US5913915 *Sep 30, 1997Jun 22, 1999Ag-Chem Equipment Company, Inc.Multi-variable rate dispensing system for agricultural machines
US6122581 *Feb 9, 1999Sep 19, 2000Ag-Chem Equipment Co., Inc.Multi-variable rate dispensing system for agricultural machine
US6230091Apr 30, 1999May 8, 2001Ag-Chem Equipment Co., Inc.Variable flow spray nozzle system
US6339156Apr 7, 2000Jan 15, 2002Teva Pharmaceuticals Industries, Ltd.Synthesis of piperazine ring
US6852855 *Aug 24, 2001Feb 8, 2005Teva Pharmaceutical Industries Ltd.Synthesis of piperazine ring
WO2000063185A1 *Apr 7, 2000Oct 26, 2000Teva Pharmaceutical Industries Ltd.Novel synthesis of piperazine ring
Classifications
U.S. Classification544/351, 564/511, 544/344, 568/810, 544/410, 568/807, 546/208
International ClassificationC07C29/76, C07C33/30, C07D487/04, C07C29/88, C07B57/00, C07C67/00, C07C33/48, C07C27/00, C07D295/03, C07D295/02
Cooperative ClassificationC07B2200/07, C07C29/76, C07D295/03, C07D487/04, C07C33/48
European ClassificationC07C29/76, C07C33/48, C07D295/03, C07D487/04
Legal Events
DateCodeEventDescription
Jul 30, 1987ASAssignment

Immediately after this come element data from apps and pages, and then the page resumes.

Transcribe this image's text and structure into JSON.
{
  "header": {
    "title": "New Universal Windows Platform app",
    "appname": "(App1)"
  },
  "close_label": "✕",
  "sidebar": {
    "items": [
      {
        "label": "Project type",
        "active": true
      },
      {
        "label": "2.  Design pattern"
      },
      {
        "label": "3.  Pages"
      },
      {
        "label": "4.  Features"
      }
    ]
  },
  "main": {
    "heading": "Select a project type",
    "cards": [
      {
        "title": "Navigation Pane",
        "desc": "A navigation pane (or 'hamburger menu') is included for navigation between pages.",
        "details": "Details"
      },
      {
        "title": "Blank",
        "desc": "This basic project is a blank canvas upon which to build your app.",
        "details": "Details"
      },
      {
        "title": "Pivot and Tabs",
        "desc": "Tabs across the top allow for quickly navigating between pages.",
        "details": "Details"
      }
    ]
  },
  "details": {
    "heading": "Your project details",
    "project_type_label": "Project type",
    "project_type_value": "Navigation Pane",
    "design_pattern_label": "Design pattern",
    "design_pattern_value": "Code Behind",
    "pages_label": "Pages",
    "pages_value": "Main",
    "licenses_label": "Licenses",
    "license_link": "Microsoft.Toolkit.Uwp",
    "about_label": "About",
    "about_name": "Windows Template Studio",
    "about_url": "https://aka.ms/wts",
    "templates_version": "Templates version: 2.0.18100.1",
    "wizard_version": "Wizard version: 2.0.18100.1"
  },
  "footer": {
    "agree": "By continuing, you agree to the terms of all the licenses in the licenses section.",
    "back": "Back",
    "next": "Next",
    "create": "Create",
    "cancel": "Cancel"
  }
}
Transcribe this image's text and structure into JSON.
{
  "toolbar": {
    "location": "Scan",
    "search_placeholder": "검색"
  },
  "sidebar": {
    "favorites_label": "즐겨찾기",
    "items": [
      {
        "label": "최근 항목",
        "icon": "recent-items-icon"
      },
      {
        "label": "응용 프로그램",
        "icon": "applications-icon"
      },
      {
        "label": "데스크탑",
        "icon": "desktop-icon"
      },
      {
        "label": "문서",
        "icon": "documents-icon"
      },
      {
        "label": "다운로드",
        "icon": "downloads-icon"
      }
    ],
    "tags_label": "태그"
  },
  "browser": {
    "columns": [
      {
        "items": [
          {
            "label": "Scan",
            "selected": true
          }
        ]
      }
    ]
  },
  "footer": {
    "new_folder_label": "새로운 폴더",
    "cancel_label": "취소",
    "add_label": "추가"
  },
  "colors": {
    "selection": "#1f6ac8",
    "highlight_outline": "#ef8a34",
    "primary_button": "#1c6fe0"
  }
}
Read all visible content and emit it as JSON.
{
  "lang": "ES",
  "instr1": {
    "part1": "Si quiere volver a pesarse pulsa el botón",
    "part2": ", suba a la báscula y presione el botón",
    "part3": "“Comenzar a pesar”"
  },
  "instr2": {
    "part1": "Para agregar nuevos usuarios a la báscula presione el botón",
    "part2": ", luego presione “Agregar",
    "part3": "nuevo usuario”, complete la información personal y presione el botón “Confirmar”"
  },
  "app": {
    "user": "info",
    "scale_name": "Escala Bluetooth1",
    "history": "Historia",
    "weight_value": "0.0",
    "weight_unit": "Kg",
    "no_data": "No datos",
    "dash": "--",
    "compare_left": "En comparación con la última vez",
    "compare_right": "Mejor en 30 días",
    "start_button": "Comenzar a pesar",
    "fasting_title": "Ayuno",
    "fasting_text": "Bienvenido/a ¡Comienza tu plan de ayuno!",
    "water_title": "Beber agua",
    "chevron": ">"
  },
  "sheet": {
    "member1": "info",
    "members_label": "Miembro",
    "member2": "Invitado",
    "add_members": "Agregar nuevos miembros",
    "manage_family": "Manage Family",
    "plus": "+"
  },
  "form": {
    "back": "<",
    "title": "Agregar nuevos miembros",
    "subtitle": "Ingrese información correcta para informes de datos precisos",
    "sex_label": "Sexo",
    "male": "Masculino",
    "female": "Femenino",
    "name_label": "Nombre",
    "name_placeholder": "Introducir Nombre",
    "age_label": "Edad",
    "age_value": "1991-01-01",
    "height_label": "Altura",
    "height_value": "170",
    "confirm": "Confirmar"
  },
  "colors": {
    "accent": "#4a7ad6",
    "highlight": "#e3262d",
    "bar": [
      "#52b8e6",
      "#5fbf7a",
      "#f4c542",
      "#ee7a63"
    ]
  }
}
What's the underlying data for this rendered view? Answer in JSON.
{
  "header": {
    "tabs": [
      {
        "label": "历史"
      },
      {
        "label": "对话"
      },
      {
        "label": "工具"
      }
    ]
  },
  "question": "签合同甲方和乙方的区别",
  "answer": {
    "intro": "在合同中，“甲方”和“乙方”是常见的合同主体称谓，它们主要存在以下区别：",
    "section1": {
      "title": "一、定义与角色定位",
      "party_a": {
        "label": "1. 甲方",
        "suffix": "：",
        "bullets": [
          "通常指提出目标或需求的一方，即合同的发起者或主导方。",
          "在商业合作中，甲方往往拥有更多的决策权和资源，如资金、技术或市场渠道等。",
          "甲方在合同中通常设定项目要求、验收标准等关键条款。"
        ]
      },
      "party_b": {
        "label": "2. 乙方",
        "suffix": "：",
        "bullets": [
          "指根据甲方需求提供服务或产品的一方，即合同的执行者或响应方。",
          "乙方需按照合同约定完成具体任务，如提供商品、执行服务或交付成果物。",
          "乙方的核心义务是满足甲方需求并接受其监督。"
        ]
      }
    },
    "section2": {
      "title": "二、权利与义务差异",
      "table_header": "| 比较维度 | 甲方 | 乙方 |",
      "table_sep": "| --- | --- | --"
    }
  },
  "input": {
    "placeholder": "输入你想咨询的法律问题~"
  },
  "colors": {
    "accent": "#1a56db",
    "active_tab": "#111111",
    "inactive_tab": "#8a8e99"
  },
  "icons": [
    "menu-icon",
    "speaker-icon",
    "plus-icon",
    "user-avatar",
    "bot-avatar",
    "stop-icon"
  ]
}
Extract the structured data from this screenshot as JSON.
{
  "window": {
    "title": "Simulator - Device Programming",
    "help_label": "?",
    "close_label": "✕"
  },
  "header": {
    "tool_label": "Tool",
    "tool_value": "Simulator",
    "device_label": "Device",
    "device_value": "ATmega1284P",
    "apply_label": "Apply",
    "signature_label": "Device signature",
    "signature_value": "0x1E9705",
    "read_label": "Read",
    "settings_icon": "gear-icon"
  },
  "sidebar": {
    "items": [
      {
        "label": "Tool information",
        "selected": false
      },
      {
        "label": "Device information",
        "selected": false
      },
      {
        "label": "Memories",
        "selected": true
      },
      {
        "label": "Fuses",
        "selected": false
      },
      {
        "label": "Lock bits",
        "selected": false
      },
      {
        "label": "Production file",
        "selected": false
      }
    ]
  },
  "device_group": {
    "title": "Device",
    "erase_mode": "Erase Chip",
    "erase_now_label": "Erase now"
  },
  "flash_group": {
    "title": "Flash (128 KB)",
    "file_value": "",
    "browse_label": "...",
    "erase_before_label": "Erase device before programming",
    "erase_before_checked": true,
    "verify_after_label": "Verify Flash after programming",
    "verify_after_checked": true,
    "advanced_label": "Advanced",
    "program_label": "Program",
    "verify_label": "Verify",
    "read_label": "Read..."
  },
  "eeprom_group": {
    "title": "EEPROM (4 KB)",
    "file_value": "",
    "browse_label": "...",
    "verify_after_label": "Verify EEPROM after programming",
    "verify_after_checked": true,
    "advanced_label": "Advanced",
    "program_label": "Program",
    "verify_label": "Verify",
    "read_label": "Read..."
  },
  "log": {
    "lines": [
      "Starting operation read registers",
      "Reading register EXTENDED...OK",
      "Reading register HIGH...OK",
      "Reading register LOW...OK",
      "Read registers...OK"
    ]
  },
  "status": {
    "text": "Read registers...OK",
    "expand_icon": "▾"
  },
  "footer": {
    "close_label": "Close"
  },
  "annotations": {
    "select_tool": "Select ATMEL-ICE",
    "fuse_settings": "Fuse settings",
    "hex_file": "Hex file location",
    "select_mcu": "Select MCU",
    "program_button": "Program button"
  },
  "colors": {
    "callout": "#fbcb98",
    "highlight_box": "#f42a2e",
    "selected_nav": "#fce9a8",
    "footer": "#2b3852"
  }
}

Owner name: UBE INDUSTRIES, LTD., 12-32, NISHIHOMACHI 1-CHOME,
Free format text: ASSIGNMENT OF ASSIGNORS INTEREST.;ASSIGNORS:TODA, FUMIO;TANAKA, KOICHI;ATAKA, KIKUO;REEL/FRAME:004748/0658;SIGNING DATES FROM 19870713 TO 19870718
Owner name: UBE INDUSTRIES, LTD., JAPAN
Free format text: ASSIGNMENT OF ASSIGNORS INTEREST;ASSIGNORS:TODA, FUMIO;TANAKA, KOICHI;ATAKA, KIKUO;SIGNING DATES FROM 19870713 TO 19870718;REEL/FRAME:004748/0658
Sep 27, 1993FPAYFee payment
Year of fee payment: 4
Sep 22, 1997FPAYFee payment
Year of fee payment: 8
Nov 6, 2001REMIMaintenance fee reminder mailed
Apr 17, 2002LAPSLapse for failure to pay maintenance fees
Jun 11, 2002FPExpired due to failure to pay maintenance fee
Effective date: 20020417